Supplied information

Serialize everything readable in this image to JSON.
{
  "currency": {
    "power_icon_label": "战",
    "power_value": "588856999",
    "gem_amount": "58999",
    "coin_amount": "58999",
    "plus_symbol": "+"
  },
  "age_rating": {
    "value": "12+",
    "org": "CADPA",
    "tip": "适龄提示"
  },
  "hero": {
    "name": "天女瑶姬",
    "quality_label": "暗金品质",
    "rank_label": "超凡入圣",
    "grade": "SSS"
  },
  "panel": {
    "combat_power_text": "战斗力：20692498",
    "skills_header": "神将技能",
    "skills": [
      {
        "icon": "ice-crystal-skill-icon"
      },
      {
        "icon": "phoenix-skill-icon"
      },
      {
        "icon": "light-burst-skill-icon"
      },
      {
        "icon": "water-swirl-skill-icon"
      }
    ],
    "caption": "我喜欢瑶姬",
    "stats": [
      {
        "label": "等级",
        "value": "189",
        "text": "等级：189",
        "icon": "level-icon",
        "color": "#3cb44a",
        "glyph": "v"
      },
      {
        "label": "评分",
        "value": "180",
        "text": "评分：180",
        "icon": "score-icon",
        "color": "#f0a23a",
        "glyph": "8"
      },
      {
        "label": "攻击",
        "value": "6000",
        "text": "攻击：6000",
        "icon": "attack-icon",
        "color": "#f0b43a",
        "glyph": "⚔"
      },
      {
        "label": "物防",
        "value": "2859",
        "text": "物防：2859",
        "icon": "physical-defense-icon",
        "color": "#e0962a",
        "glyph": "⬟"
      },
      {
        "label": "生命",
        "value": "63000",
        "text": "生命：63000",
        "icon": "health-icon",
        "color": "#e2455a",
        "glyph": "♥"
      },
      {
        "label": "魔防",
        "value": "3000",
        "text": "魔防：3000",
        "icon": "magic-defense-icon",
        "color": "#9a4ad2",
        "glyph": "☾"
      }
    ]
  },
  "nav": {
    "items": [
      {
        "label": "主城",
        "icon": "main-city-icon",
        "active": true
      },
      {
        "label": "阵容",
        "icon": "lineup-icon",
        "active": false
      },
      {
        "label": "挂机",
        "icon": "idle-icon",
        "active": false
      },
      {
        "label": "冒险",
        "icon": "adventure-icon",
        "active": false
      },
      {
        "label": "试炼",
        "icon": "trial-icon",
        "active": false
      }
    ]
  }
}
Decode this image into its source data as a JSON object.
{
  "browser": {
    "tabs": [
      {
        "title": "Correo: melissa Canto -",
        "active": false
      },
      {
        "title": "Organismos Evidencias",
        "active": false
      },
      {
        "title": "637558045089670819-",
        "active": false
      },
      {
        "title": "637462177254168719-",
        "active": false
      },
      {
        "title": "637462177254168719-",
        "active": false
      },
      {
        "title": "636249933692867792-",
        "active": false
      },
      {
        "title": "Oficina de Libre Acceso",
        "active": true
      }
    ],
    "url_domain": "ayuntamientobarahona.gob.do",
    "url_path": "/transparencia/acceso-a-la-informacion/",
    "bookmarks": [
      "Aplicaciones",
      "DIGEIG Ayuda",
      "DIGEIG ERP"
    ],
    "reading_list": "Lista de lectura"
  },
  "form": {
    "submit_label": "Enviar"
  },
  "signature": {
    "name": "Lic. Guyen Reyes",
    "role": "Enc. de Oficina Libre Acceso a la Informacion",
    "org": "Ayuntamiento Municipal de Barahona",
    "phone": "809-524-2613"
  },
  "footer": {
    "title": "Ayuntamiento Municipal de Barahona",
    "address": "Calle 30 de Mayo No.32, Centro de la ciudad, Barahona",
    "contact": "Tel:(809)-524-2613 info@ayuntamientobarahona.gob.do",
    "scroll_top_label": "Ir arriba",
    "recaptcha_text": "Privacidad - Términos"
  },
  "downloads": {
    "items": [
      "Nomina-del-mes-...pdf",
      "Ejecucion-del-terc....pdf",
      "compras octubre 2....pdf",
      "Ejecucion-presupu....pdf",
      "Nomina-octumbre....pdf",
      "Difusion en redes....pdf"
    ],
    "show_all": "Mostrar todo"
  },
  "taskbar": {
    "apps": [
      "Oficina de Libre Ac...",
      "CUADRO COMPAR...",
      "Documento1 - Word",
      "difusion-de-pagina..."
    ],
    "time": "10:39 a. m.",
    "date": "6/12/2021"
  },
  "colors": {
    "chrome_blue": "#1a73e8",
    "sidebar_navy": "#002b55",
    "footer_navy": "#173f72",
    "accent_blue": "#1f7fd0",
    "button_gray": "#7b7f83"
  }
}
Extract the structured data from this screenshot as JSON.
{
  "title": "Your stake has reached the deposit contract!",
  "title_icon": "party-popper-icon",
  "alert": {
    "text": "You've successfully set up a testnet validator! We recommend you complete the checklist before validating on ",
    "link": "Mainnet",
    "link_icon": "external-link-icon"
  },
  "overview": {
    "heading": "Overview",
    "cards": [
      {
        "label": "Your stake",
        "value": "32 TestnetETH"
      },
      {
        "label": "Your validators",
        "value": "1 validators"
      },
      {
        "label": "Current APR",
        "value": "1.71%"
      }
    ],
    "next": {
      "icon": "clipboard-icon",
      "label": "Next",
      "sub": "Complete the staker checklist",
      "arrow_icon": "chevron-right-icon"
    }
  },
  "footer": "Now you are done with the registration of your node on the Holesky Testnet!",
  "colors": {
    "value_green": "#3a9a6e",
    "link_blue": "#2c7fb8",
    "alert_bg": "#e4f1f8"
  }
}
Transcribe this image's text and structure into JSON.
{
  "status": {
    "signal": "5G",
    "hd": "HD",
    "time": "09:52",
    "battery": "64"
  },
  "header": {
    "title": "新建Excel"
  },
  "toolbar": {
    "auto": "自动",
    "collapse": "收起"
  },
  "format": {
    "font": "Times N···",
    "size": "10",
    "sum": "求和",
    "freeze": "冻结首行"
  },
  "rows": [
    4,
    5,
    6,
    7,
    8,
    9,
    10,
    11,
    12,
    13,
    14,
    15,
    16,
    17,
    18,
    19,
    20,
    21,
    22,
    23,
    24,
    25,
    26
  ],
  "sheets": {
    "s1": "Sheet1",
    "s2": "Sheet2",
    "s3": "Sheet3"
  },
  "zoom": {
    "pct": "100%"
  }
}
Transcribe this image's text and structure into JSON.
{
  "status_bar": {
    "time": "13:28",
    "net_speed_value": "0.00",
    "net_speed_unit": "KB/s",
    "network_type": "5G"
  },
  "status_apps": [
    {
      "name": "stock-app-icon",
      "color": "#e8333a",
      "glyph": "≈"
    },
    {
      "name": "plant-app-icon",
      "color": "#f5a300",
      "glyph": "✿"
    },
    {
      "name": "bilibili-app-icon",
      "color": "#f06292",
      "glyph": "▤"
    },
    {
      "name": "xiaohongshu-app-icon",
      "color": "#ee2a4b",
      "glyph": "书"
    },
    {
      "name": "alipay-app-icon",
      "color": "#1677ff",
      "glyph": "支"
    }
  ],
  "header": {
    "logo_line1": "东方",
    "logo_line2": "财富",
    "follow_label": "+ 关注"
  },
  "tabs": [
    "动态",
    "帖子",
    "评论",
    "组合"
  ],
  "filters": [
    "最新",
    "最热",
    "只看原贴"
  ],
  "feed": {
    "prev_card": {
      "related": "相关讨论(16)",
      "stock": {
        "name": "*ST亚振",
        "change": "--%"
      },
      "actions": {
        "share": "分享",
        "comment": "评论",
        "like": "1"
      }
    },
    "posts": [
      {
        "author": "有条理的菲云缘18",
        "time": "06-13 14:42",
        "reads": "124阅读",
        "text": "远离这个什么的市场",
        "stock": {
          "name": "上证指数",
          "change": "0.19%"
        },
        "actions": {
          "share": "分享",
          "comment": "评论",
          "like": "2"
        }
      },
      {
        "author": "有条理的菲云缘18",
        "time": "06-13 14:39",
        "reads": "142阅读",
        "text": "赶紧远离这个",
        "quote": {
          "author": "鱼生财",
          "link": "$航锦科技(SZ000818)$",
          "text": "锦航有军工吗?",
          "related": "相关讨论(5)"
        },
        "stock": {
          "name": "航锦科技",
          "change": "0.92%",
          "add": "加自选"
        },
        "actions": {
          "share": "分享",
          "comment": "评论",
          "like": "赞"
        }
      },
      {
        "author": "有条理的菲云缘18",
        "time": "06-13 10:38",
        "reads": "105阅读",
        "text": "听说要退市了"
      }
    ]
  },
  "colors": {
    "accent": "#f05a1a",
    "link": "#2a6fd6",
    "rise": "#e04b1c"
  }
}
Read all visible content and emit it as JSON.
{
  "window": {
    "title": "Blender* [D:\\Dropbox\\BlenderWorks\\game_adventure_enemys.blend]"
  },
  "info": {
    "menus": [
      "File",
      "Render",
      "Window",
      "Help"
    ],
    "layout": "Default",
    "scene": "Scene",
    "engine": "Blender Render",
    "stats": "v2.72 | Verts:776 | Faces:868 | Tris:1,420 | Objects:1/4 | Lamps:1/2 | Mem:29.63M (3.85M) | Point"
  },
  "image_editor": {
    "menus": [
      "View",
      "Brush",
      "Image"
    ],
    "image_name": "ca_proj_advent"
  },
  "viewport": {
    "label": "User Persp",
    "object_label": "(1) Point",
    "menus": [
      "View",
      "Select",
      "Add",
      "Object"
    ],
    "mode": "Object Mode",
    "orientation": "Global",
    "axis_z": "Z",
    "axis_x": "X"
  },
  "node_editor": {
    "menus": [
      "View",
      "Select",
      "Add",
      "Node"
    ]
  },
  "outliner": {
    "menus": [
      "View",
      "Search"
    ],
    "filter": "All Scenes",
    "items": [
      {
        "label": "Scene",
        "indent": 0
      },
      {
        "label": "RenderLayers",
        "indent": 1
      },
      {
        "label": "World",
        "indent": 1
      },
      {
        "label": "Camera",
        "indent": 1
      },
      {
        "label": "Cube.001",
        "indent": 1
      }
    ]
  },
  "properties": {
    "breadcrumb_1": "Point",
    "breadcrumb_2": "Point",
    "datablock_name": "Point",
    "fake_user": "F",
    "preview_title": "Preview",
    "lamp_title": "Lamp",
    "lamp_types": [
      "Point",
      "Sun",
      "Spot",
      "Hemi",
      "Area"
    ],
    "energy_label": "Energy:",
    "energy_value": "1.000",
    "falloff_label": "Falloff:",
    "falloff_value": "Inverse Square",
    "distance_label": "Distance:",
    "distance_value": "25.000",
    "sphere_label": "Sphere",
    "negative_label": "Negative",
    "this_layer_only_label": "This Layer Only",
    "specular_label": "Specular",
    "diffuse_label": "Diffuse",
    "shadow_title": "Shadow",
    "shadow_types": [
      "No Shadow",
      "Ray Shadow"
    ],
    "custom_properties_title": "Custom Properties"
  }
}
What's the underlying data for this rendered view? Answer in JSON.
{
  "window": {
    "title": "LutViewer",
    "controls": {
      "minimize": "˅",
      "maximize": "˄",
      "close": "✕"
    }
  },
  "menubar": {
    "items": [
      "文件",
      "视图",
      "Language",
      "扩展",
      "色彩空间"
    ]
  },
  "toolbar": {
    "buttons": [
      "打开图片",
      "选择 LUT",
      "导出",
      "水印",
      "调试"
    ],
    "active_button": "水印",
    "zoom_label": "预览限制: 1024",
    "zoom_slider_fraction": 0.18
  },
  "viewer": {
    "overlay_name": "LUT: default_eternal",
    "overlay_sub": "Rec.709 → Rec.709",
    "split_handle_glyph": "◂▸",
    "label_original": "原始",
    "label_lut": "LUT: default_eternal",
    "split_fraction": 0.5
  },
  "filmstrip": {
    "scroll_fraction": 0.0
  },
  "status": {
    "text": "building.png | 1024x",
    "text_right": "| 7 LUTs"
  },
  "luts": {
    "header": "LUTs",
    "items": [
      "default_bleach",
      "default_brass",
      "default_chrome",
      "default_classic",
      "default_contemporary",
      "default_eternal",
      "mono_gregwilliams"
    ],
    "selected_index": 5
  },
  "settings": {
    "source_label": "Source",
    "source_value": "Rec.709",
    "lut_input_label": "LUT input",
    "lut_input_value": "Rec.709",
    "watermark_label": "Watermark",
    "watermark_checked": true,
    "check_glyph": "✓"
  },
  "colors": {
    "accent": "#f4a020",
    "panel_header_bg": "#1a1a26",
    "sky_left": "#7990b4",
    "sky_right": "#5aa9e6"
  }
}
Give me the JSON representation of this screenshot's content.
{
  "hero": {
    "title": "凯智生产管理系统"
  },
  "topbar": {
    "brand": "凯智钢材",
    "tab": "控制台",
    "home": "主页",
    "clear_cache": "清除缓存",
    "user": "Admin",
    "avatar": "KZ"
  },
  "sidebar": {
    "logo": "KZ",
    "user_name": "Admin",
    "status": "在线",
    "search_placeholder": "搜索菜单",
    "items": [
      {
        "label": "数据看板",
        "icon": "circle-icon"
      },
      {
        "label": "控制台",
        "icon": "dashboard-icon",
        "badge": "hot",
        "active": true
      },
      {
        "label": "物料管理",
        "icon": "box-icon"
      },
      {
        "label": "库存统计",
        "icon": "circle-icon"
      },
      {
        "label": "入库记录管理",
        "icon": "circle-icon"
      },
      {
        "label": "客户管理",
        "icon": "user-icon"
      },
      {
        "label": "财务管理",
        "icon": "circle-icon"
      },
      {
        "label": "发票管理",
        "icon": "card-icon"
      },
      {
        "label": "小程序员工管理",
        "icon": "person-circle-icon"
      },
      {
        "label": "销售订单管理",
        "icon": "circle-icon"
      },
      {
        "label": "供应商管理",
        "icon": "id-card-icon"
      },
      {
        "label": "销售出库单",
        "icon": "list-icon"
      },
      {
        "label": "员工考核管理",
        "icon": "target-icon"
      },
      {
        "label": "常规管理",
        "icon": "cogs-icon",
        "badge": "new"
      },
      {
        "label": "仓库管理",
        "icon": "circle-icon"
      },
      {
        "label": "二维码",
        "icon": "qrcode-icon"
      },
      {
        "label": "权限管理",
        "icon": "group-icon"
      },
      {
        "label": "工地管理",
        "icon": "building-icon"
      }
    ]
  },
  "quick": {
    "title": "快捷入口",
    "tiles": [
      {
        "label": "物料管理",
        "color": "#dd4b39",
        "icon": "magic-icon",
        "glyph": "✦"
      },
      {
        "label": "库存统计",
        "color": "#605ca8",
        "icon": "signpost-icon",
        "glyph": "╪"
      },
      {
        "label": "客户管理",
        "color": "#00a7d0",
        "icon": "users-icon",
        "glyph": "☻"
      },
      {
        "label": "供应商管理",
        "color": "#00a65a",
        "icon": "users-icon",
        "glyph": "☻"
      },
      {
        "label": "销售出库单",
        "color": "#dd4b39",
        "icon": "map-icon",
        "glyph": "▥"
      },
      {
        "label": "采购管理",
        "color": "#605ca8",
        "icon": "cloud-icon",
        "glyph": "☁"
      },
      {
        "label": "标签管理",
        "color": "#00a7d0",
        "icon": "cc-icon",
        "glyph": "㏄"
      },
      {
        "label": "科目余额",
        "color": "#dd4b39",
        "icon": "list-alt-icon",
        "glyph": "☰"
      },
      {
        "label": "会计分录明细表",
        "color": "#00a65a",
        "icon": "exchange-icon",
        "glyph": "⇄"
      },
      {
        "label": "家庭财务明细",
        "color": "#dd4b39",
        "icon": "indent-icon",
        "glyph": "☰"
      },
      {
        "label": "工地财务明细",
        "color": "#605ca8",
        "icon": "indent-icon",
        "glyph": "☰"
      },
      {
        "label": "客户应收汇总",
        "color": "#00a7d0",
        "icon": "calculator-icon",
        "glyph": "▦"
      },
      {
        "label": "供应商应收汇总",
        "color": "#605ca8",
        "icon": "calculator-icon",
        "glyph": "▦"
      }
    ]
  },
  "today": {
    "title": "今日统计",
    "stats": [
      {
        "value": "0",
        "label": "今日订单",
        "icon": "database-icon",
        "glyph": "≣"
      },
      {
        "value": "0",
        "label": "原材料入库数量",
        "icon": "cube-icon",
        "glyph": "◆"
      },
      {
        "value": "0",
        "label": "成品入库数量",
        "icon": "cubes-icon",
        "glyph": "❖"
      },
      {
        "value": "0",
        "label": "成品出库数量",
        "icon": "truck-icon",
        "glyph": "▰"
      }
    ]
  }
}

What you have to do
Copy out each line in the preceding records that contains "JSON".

Exercise response
Serialize everything readable in this image to JSON.
Decode this image into its source data as a JSON object.
Extract the structured data from this screenshot as JSON.
Transcribe this image's text and structure into JSON.
Transcribe this image's text and structure into JSON.
Read all visible content and emit it as JSON.
What's the underlying data for this rendered view? Answer in JSON.
Give me the JSON representation of this screenshot's content.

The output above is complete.